Sales reps often complain about the “gigantic spreadsheets” that an agency may ask them to fill out with information that is already in our publication’s media kit, says Rickard. “Some of these spreadsheets are so vast and complicated, it takes a lot of time to regurgitate information that’s already available to them elsewhere,” he says, adding that a sales rep can spend days filling out several spreadsheets’ worth of information and crafting a response to the agency’s request for integrated products and special deals.

Rickard says he works hard to have a live conversation with an ad agency buyer because they often are new professionals who are trying to justify their recommendations based on the numbers. “Associations have direct relationships with their readers and their advertisers, and an agency buyer should take that into consideration when comparing an association magazine with a smaller circulation to a larger B2B publication serving the same industry with a larger circulation.”

A perfect example is NACS Magazine, published by NACS—The Association for Convenience and Fuel Retailing. Stacey Dodge, advertising director for NACS, says her publication is in a very competitive advertising marketplace, “full of magazines that reach everyone just to boost their overall circulation.” Dodge says these competitors’ circulation is comprised of “more than 50 percent of wasted eyes” because they go to non-decision makers.

NACS Magazine, on the other hand, is very focused on targeting the C-level decision makers who are NACS members and represent the circle of buyers in the convenience industry. When NACS works directly with the suppliers who exhibit at the annual NACS Show, Dodge says they understand how important NACS Magazine’s targeted audience of buyers really is.

NACS Magazine has the unique position of being the only publication with access to the complete list of retail buyers who attend our very successful annual trade show,” she says. “Most agencies are not familiar enough with our industry to understand the value of this. They tend to buy on sheer numbers and cost-per-thousand, regardless of who they’re reaching.”

Stephanie Holland, market development manager of online advertising at the American Chemical Society, says that although ACS publishes 44 scientific research journals, a weekly magazine and digital edition, e-newsletters, a mobile app and a blog — and even though 161,000 members receive its flagship publication, Chemical & Engineering News — ACS is still in a niche, B2B space.

To help agencies better understand what her association has to offer, Holland has run advertising programs with SRDS for almost seven years. “In B2B, it can be more challenging to get agency business,” she says. “Most companies that advertise with us buy media in-house and are familiar with industry associations, but when a brand uses an agency, they may not be as familiar with smaller, niche publications like ours.”


Elliott says the new market research study contains a number of interesting insights into the decision-making process of ad agency buyers that will help associations understand the agency mindset more clearly.

“It’s important to have a direct relationship with your advertisers, but that’s getting harder to accomplish,” Elliott says. “The next best thing is to gain a deeper understanding of the agency buyers’ approach to recommending media and make sure you have someone on your team who knows how to present them with what they’re looking for.” 
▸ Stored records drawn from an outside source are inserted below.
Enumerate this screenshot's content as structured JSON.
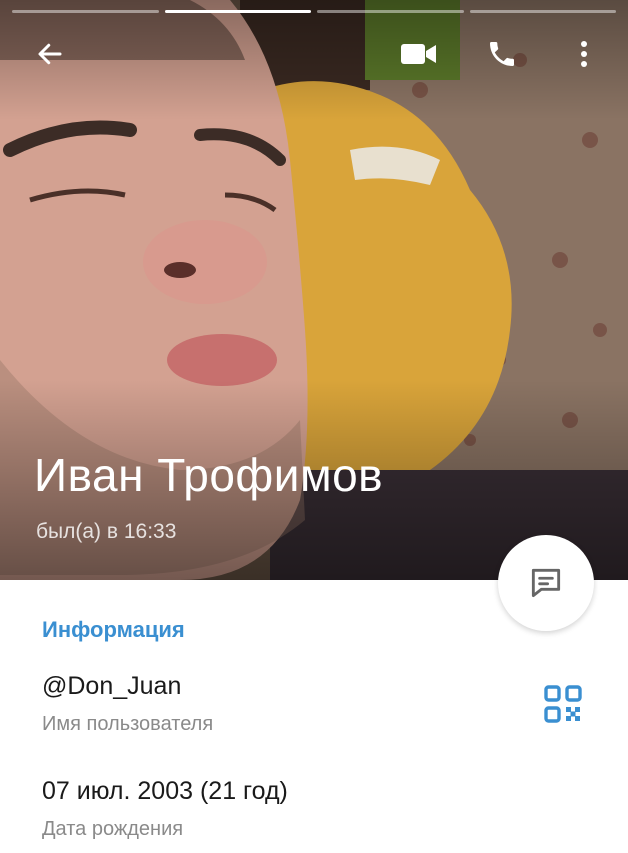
{
  "profile": {
    "name": "Иван Трофимов",
    "status": "был(а) в 16:33"
  },
  "toolbar": {
    "back_icon": "arrow-left-icon",
    "video_icon": "video-camera-icon",
    "call_icon": "phone-icon",
    "menu_icon": "more-vertical-icon"
  },
  "story_bars": {
    "count": 4,
    "active_index": 1
  },
  "fab": {
    "icon": "message-icon"
  },
  "info": {
    "section_title": "Информация",
    "username_value": "@Don_Juan",
    "username_label": "Имя пользователя",
    "birthday_value": "07 июл. 2003 (21 год)",
    "birthday_label": "Дата рождения",
    "qr_icon": "qr-code-icon"
  },
  "colors": {
    "accent": "#3a8fd1",
    "text_primary": "#1a1a1a",
    "text_secondary": "#8a8a8a"
  }
}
Carla Kalogeridis (ckalogeridis@associationmediaandpublishing.org) is editorial director of Association Media & Publishing.

Get your own copy of the Study, Understanding Today’s Media Buyers, on our NEWS page, or directly from SRDS, at: http://next.srds.com/for-media